Niche differentiation and colonization of a novel environment by an asexual parasitic wasp

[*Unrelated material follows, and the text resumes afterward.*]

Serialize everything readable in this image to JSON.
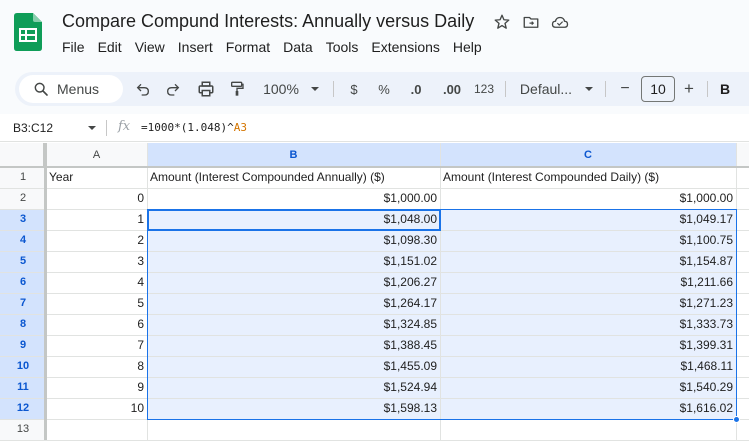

How do asexual taxa become adapted to a diversity of environments, and how do they persist despite changing environmental conditions? These questions are linked by their mutual focus on the relationship between genetic variation, which is often limited in asexuals, and the ability to respond to environmental variation. Asexual taxa originating from a single ancestor present a unique opportunity to assess rates of phenotypic and genetic change when access to new genetic variation is limited to mutation. Diachasma muliebre is an asexual Hymenopteran wasp that is geographically and genetically isolated from all sexual relatives. D. muliebre attack larvae of the western cherry fruit fly (Rhagoletis indifferens), which in turn feed inside bitter cherry fruit (Prunus emarginata) in August and September. R. indifferens has recently colonized a new host plant with an earlier fruiting phenology (June/July), domesticated sweet cherries (P. avium), and D. muliebre has followed its host into this temporally earlier niche. We tested three hypotheses: 1) that all D. muliebre lineages originate from a single asexual ancestor; 2) that different D. muliebre lineages (as defined by unique mtDNA haplotypes) have differentiated on their ancestral host in an important life-history trait, eclosion timing; and 3) that early-eclosing lineages have preferentially colonized the new sweet cherry niche. We find that mitochondrial COI and microsatellite data provide strong support for a single ancestral origin for all lineages. Furthermore, COI sequencing revealed five mitochondrial haplotypes among D. muliebre, and individual wasps possessing one distinctive mitochondrial haplotype (haplotype II) eclosed as reproductive adults significantly earlier than wasps with all other haplotypes. In addition, this early-eclosing lineage of D. muliebre is one of two lineages that have colonized the P. avium habitat, consistent with the preferential colonization hypothesis. These data suggest that D. muliebre has evolved adaptive phenotypic variation despite limited genetic variation, and that this variation has subsequently allowed an expansion of some wasps into a novel habitat. The D. muliebre system may allow for in-depth study of adaptation and long-term persistence of asexual taxa.